  4. Village Green Public Inquiry, January 2005. Aware of the threat of alleged hay-making in “the early 80s”, BCC lodged a second village green application in December 2003, claiming 20 years’ qualifying unimpeded use of the field since the hay-making. The Inquiry went well, but soon after, a Court of appeal decision in an Oxford case radically changed the law and the Inspector felt obliged to follow this new interpretation and the village failed again. Intransigence by BMDC officers, and particularly their threat to build fences excluding the public, seemed to residents to be entirely improper. Efforts by Bradford Councillors, including a Petition to a full Council meeting, made little progress. However, in December 2006 the Executive Committee duly ruled that the whole field should be used for informal recreation, under the management of the newly formed Burley Parish Council. Negotiations for this were suspended because of a House of Lords decision which reversed the basic ruling of the Oxford case.

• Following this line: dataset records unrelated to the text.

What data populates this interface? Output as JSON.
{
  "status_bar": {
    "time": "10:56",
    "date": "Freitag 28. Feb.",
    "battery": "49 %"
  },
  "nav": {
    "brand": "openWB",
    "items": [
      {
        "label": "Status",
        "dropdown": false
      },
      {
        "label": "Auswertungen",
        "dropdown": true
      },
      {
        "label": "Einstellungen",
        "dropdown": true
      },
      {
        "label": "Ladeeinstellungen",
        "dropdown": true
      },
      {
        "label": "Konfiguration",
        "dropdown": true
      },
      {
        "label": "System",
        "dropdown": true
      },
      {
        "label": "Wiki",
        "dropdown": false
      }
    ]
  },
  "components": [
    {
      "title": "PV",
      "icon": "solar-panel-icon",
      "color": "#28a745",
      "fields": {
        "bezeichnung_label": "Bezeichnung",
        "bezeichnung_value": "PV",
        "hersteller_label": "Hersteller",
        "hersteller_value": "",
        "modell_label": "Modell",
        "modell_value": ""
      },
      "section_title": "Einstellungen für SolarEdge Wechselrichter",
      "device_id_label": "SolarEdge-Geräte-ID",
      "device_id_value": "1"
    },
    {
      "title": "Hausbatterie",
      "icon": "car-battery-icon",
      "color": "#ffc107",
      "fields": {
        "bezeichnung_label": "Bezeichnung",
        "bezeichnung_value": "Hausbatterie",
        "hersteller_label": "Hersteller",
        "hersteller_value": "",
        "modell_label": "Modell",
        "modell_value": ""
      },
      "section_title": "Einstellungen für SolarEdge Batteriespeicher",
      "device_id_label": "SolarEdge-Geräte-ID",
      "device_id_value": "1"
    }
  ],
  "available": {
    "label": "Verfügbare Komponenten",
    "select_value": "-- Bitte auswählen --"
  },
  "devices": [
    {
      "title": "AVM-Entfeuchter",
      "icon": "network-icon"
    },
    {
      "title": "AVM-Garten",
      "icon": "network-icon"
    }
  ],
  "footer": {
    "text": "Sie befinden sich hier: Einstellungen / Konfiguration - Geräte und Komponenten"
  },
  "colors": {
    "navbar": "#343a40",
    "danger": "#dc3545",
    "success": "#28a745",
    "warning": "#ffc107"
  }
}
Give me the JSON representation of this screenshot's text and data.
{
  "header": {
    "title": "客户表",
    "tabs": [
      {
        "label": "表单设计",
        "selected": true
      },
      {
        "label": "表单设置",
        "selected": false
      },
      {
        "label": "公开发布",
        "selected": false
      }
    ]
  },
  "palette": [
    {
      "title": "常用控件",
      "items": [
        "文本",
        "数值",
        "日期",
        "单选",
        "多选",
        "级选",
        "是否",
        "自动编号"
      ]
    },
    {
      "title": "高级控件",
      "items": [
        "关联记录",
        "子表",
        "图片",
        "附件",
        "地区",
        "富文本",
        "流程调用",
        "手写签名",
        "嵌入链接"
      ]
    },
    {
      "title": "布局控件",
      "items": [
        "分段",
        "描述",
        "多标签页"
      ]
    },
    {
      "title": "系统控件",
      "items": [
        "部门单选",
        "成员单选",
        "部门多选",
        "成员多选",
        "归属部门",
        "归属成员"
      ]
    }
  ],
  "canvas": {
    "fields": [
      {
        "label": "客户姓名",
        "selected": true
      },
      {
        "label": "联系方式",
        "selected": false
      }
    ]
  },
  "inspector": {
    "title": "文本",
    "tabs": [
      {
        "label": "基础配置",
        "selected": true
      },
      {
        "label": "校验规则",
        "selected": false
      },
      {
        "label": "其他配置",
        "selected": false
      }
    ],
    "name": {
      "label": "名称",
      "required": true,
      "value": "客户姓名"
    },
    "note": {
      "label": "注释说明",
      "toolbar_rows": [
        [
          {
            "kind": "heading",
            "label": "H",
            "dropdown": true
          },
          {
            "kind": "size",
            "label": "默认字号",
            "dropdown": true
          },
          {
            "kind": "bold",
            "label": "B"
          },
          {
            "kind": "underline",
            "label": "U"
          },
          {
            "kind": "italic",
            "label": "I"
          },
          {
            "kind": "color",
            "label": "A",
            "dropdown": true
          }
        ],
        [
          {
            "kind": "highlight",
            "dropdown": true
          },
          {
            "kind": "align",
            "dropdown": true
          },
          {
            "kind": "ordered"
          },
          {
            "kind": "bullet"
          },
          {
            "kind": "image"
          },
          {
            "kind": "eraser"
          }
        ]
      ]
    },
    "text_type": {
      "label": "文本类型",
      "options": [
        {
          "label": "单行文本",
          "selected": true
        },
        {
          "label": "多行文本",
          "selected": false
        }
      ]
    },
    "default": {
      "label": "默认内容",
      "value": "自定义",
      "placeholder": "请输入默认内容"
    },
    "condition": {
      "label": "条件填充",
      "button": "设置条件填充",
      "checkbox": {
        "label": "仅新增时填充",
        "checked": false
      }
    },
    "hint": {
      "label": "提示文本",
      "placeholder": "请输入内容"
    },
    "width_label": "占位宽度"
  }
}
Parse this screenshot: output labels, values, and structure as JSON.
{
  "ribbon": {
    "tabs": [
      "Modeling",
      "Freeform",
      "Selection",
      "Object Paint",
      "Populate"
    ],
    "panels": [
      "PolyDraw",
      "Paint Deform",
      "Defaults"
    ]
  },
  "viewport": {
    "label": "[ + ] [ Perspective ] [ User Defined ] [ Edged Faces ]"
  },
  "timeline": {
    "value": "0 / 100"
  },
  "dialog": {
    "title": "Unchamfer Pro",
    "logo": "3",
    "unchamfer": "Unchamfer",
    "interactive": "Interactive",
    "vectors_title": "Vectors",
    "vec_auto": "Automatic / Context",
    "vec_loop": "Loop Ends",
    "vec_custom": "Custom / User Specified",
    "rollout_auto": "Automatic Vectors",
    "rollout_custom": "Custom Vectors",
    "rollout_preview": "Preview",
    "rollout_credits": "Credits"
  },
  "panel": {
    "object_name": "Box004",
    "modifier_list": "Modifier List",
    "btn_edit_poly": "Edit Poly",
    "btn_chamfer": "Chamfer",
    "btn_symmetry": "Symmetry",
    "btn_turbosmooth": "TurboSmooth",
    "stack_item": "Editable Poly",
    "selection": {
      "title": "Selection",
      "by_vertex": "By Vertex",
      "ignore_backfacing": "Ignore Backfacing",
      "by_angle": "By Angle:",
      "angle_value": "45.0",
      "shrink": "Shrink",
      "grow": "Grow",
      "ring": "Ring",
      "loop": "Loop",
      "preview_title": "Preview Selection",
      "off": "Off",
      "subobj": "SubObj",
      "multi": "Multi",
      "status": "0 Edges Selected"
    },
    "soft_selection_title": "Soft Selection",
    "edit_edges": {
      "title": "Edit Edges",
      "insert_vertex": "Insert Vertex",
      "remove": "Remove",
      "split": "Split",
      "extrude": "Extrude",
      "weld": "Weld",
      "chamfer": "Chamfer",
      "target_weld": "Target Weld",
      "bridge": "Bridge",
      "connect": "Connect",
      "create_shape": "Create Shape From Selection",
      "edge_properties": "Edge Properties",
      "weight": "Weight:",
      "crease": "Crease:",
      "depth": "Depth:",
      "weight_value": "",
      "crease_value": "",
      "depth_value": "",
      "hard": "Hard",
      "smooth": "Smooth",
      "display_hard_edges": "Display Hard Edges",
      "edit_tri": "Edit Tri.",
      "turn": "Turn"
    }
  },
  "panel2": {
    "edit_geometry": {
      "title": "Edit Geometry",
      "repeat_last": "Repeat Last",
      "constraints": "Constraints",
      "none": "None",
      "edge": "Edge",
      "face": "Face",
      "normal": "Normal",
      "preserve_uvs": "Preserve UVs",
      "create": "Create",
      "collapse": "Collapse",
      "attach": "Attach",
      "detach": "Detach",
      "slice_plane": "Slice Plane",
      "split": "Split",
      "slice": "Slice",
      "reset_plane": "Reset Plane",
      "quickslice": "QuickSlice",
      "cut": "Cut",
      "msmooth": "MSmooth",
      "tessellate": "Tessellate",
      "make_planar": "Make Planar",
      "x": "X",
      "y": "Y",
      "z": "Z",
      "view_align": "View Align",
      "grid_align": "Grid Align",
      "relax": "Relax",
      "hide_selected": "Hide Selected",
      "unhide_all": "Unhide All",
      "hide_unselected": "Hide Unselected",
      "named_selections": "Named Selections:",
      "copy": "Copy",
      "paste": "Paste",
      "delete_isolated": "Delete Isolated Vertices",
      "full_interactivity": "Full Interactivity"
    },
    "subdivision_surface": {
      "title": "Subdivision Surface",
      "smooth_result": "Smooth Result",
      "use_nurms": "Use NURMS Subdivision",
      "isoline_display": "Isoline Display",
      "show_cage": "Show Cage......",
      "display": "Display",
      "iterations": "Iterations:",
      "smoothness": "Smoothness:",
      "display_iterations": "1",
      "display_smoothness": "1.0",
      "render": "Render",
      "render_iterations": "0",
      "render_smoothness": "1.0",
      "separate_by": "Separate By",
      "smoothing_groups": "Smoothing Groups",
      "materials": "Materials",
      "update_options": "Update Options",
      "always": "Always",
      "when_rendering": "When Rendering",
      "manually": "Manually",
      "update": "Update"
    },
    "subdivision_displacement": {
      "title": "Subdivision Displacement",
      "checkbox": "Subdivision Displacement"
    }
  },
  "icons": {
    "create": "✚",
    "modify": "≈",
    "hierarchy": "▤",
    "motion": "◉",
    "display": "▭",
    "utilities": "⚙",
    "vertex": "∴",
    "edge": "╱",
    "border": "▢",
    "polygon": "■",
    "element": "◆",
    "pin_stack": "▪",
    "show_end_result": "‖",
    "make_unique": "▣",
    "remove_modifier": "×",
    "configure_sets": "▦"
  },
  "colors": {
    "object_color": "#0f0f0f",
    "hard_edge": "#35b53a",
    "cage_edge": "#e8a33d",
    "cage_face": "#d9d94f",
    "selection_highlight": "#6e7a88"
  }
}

  5. Village Green Public Inquiry, April 2009. Fortunately, the Government slipped in some new clauses to the Commons Act 2006, enabling applications to be made for a limited time on the new basis, which Burley Community Council duly did. Its final project. Excellent advocacy persuaded the Inspector to recommend that Bradford should register the field as a village green, which was approved in September 2009.
Following drawn out negotiations, Burley Parish Council signed a 20 year lease and a management agreement for the field with Bradford MDC.

Extract from “BURLEY HOUSE FIELD, The story of a long campaign with a successful outcome for the village community,” by the late John Gundry, whose tireless efforts brought about that success.

We hope you enjoy visiting the field.

The Friends of Burley House Field, September 2013.